So the robot motion controller can be intelligent, to be able to determine the best path to get the place conveyor, and the quickest path to go back and forth between pick and place.
In addition to that, just like any other traditional artificial intelligence or machine learning perception, we are learning from every pick we are updating and training models. In addition to that, we are training from synthetic data. So that enables us to be able to get to the field quickly, build a general set or model set of perception, and then detail that to each of our customers' products or each one of their operations. So what you're seeing here, we're just operating at 50% speed. We're ideally trying to get with multi-pick, up to 650-750 PPH. Sometimes we go more than that, depending on the operation, depending on the product.
David Greenfield: Now, the final video in this Take Five episode, highlights Festo's combination of pneumatics and electric automation technologies, such as servo motors in different Cartesian robot systems, to perform a variety of material handling applications.
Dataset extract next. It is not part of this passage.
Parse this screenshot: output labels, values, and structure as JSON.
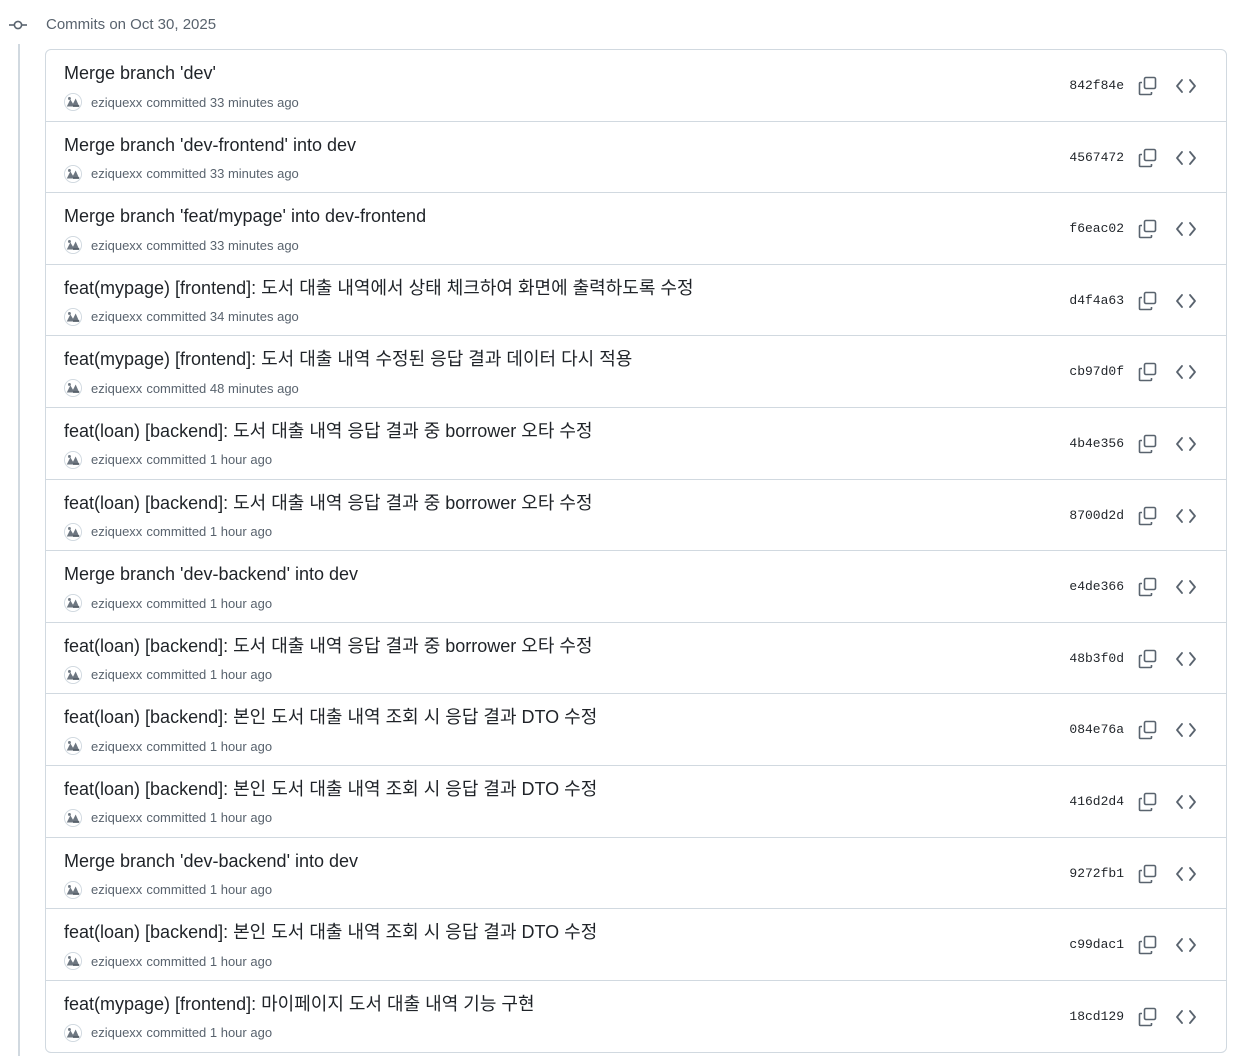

Troy A. Manley: What we're showing here, this is our simplified motion series. This is IO link or IO communication systems, that are designed very specifically to replace any pneumatic applications that you have. It's easy to see that all of the different characteristics and the products that we have, are designed to simplify the opportunities and minimize the need for additional control cabinets. With one simple PLC, the CPXE control in the system, we can simplify and literally go electric automation in the place of any pneumatics.
Sandro Quintero: Here at this one, what we created is a phone display, where you can see also our kinematics, as you can see on the top, this is an H-gantry, right? This H-gantry, all of the actuators there are tube built actuators. You can also see the festo motors mounted on the Z axis, on the X axis, and then the Y axis. If we take a look at the bottom on the control panel, what we're showing here is also the ability of controlling this kinematics, by using festo drives. And in this case, these are EtherCAT Festo drives, but they could also be Profinet drives or EtherNet/IP drives.
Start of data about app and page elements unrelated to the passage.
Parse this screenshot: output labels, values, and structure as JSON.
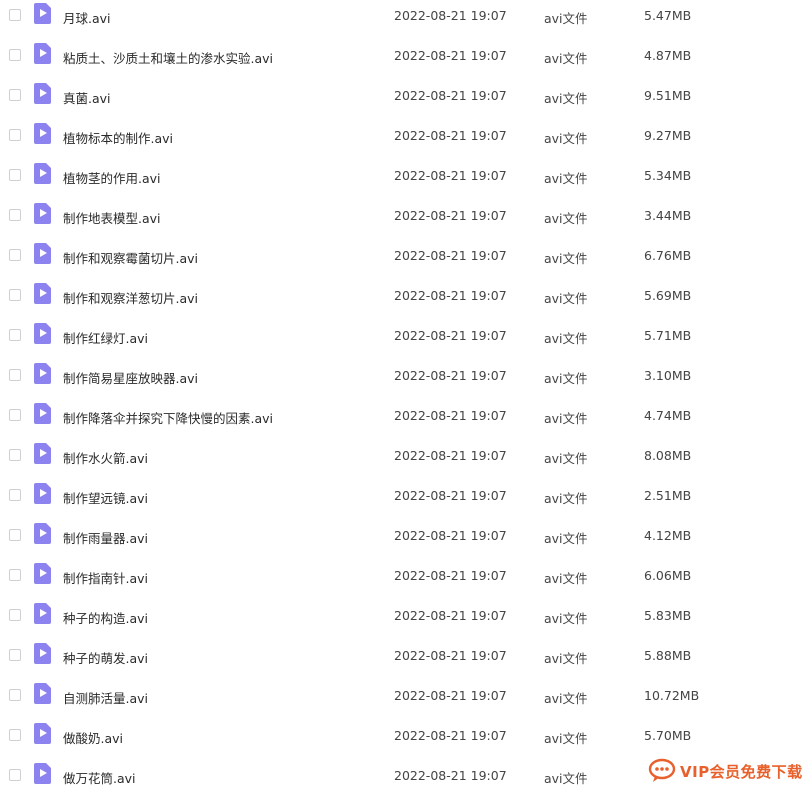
{
  "files": [
    {
      "name": "月球.avi",
      "date": "2022-08-21 19:07",
      "type": "avi文件",
      "size": "5.47MB"
    },
    {
      "name": "粘质土、沙质土和壤土的渗水实验.avi",
      "date": "2022-08-21 19:07",
      "type": "avi文件",
      "size": "4.87MB"
    },
    {
      "name": "真菌.avi",
      "date": "2022-08-21 19:07",
      "type": "avi文件",
      "size": "9.51MB"
    },
    {
      "name": "植物标本的制作.avi",
      "date": "2022-08-21 19:07",
      "type": "avi文件",
      "size": "9.27MB"
    },
    {
      "name": "植物茎的作用.avi",
      "date": "2022-08-21 19:07",
      "type": "avi文件",
      "size": "5.34MB"
    },
    {
      "name": "制作地表模型.avi",
      "date": "2022-08-21 19:07",
      "type": "avi文件",
      "size": "3.44MB"
    },
    {
      "name": "制作和观察霉菌切片.avi",
      "date": "2022-08-21 19:07",
      "type": "avi文件",
      "size": "6.76MB"
    },
    {
      "name": "制作和观察洋葱切片.avi",
      "date": "2022-08-21 19:07",
      "type": "avi文件",
      "size": "5.69MB"
    },
    {
      "name": "制作红绿灯.avi",
      "date": "2022-08-21 19:07",
      "type": "avi文件",
      "size": "5.71MB"
    },
    {
      "name": "制作简易星座放映器.avi",
      "date": "2022-08-21 19:07",
      "type": "avi文件",
      "size": "3.10MB"
    },
    {
      "name": "制作降落伞并探究下降快慢的因素.avi",
      "date": "2022-08-21 19:07",
      "type": "avi文件",
      "size": "4.74MB"
    },
    {
      "name": "制作水火箭.avi",
      "date": "2022-08-21 19:07",
      "type": "avi文件",
      "size": "8.08MB"
    },
    {
      "name": "制作望远镜.avi",
      "date": "2022-08-21 19:07",
      "type": "avi文件",
      "size": "2.51MB"
    },
    {
      "name": "制作雨量器.avi",
      "date": "2022-08-21 19:07",
      "type": "avi文件",
      "size": "4.12MB"
    },
    {
      "name": "制作指南针.avi",
      "date": "2022-08-21 19:07",
      "type": "avi文件",
      "size": "6.06MB"
    },
    {
      "name": "种子的构造.avi",
      "date": "2022-08-21 19:07",
      "type": "avi文件",
      "size": "5.83MB"
    },
    {
      "name": "种子的萌发.avi",
      "date": "2022-08-21 19:07",
      "type": "avi文件",
      "size": "5.88MB"
    },
    {
      "name": "自测肺活量.avi",
      "date": "2022-08-21 19:07",
      "type": "avi文件",
      "size": "10.72MB"
    },
    {
      "name": "做酸奶.avi",
      "date": "2022-08-21 19:07",
      "type": "avi文件",
      "size": "5.70MB"
    },
    {
      "name": "做万花筒.avi",
      "date": "2022-08-21 19:07",
      "type": "avi文件",
      "size": ""
    }
  ],
  "file_icon": "video-file-icon",
  "checkbox_icon": "checkbox-icon",
  "accent_color": "#8d83f0",
  "watermark": {
    "text": "VIP会员免费下载",
    "icon": "chat-bubble-icon",
    "color": "#e8602c"
  }
}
We could also do Modbus TCP. So that really opens the door for controlling this, with many of the main PLC brands out there.
Now, here we have another display. This is called FMCP or Festo Motion Control Package, and what you can see here is we're showing a T-gantry, right? Some kinematic, that it's basically designed for peak and place operations. This is a very high speed system, and you're going to see it here in just a second. A couple of highlights here. You can see the end-of-arm tool. We have some suction cups there and you can see how they open and close, how they expand, depending on the parts that they have to pick up. Now, this is very interesting here, because these are just two servo motors, that are driving this kinematic, with just one continuous belt, similar to the previous display.
What we can see here on the bottom, is this is being driven by these two drives, in this case. We have a controller that then can talk to all of these different brands or using these different protocols, like Profinet EtherNet/IP and EtherCAT.
David Greenfield: So I hope you enjoyed this Take Five with Automation World episode, and please keep watching this space for new episodes, to help keep you on top of what's happening in the world of industrial automation.